The Love Equality campaign has called upon Theresa May’s government to actively enforce marriage equality in Northern Ireland to bring it in line with the rest of the United Kingdom.

Campaigners have urged legislative action after the collapse of the Stormont Talks, which focussed on political discussion around restoring devolution to Northern Ireland.

Same-sex marriage became legal in England and Wales in March 2014, and shortly followed in Scotland in December 2014.

Northern Ireland Secretary of State Karen Bradley has said that if the issue came before Parliament, they would allow a free vote on it.

“In accordance with the Belfast Agreement, this is a devolved matter which should be addressed in the NI Assembly; but the power of the Westminster Parliament to legislate remains unaffected,” she stated in a written answer.

“If this issue were to be raised in Westminster, the Government’s policy is to allow a free vote on matters of conscience such as equal marriage.”

Patrick Corrigan of the Love Equality campaign for civil marriage equality said: “The outcome of the political talks has been deeply disappointing.

“Even if the parties had reached a deal on the basis of the widely reported draft, marriage equality legislation at Stormont would have been doomed to failure, given the lack of agreement on reforming the Petition of Concern.

“We have no confidence in the prospects of the proposed review of the Petition of Concern, given the failure of the parties to agree any reform as part of the talks themselves.”

Related: Why we must act now to bring marriage equality to Northern Ireland

He added: “Sadly, equal marriage appears not to have been a sufficient political priority in these talks. On the basis of the leaked deal, Northern Ireland’s LGBT community was looking at the prospect of four more years of second-class citizenship.

“That is not good enough and we demand change.

“We are calling on the UK Government to introduce legislation at the earliest opportunity to bring Northern Ireland’s laws on marriage equality into line with the rest of the UK.

“We welcome the positive tone of the Secretary of State’s answer today, that the government would allow a free vote on the issue, but it falls short of what is now required.

“In every other jurisdiction in the UK and Ireland, it has been government legislation which has ensured equality for same-sex couples. The rights of LGBT people in Northern Ireland to be treated equally should not be left to the lottery of the Private Member’s Bill process.

“The Government can fix this problem and be assured of overwhelming support across both Houses of Parliament. It should do so without further delay.”

Last week, a group of LGBTQ teenagers delivered a petition of more than 14,000 signatures to the Secretary of State’s office calling for the UK government to deliver marriage equality legislation at Westminster.
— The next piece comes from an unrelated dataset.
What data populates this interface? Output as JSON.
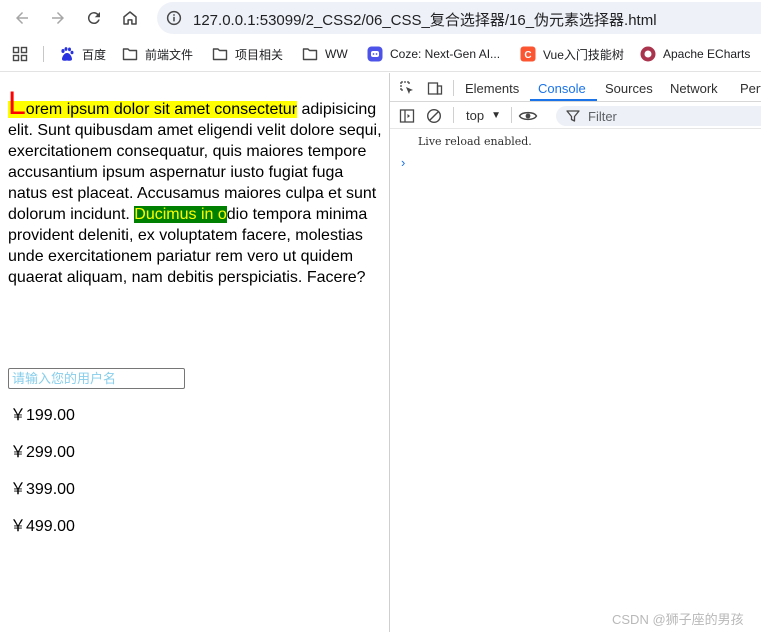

In November 2015, a majority of MLAs in the Assembly voted to support equal marriage, but the measure was blocked by the DUP using a Petition of Concern, a voting mechanism designed to protect the rights of minorities in Northern Ireland.

What’s more, according to a poll in 2016, 70% of the Northern Irish public were in support of marriage equality.